What the task requires » Set down each entry below exactly as written, keeping the pictures out.

"""

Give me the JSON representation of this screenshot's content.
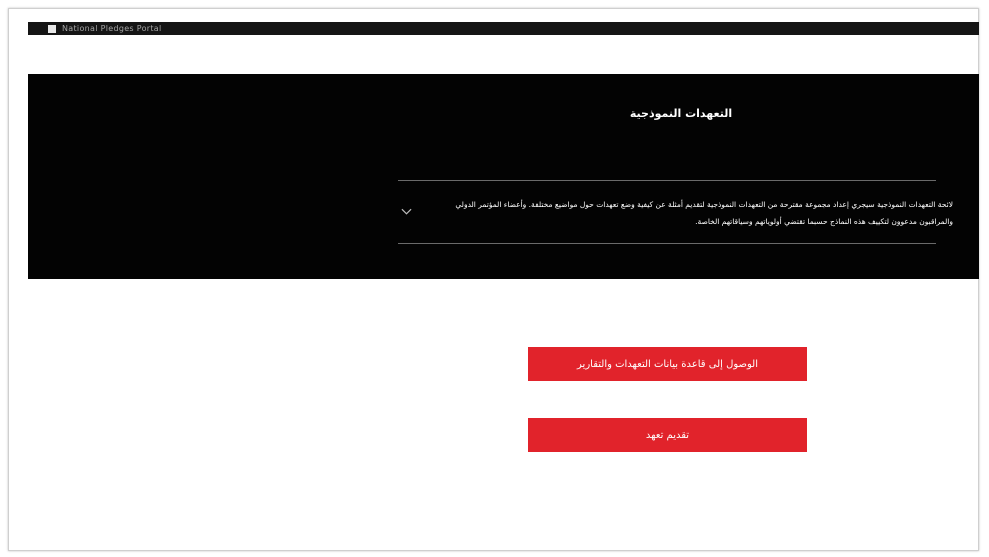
{
  "header": {
    "brand": "National Pledges Portal"
  },
  "hero": {
    "title": "التعهدات النموذجية",
    "accordion": {
      "text": "لائحة التعهدات النموذجية سيجري إعداد مجموعة مقترحة من التعهدات النموذجية لتقديم أمثلة عن كيفية وضع تعهدات حول مواضيع مختلفة. وأعضاء المؤتمر الدولي والمراقبون مدعوون لتكييف هذه النماذج حسبما تقتضي أولوياتهم وسياقاتهم الخاصة."
    }
  },
  "actions": {
    "primary_label": "الوصول إلى قاعدة بيانات التعهدات والتقارير",
    "secondary_label": "تقديم تعهد"
  },
  "colors": {
    "accent": "#e1232b",
    "hero_background": "#030303",
    "topbar_background": "#151515"
  },
  "icons": {
    "accordion_toggle": "chevron-down-icon"
  }
}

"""

Exercise solution »
Give me the JSON representation of this screenshot's content.
{
  "header": {
    "brand": "National Pledges Portal"
  },
  "hero": {
    "title": "التعهدات النموذجية",
    "accordion": {
      "text": "لائحة التعهدات النموذجية سيجري إعداد مجموعة مقترحة من التعهدات النموذجية لتقديم أمثلة عن كيفية وضع تعهدات حول مواضيع مختلفة. وأعضاء المؤتمر الدولي والمراقبون مدعوون لتكييف هذه النماذج حسبما تقتضي أولوياتهم وسياقاتهم الخاصة."
    }
  },
  "actions": {
    "primary_label": "الوصول إلى قاعدة بيانات التعهدات والتقارير",
    "secondary_label": "تقديم تعهد"
  },
  "colors": {
    "accent": "#e1232b",
    "hero_background": "#030303",
    "topbar_background": "#151515"
  },
  "icons": {
    "accordion_toggle": "chevron-down-icon"
  }
}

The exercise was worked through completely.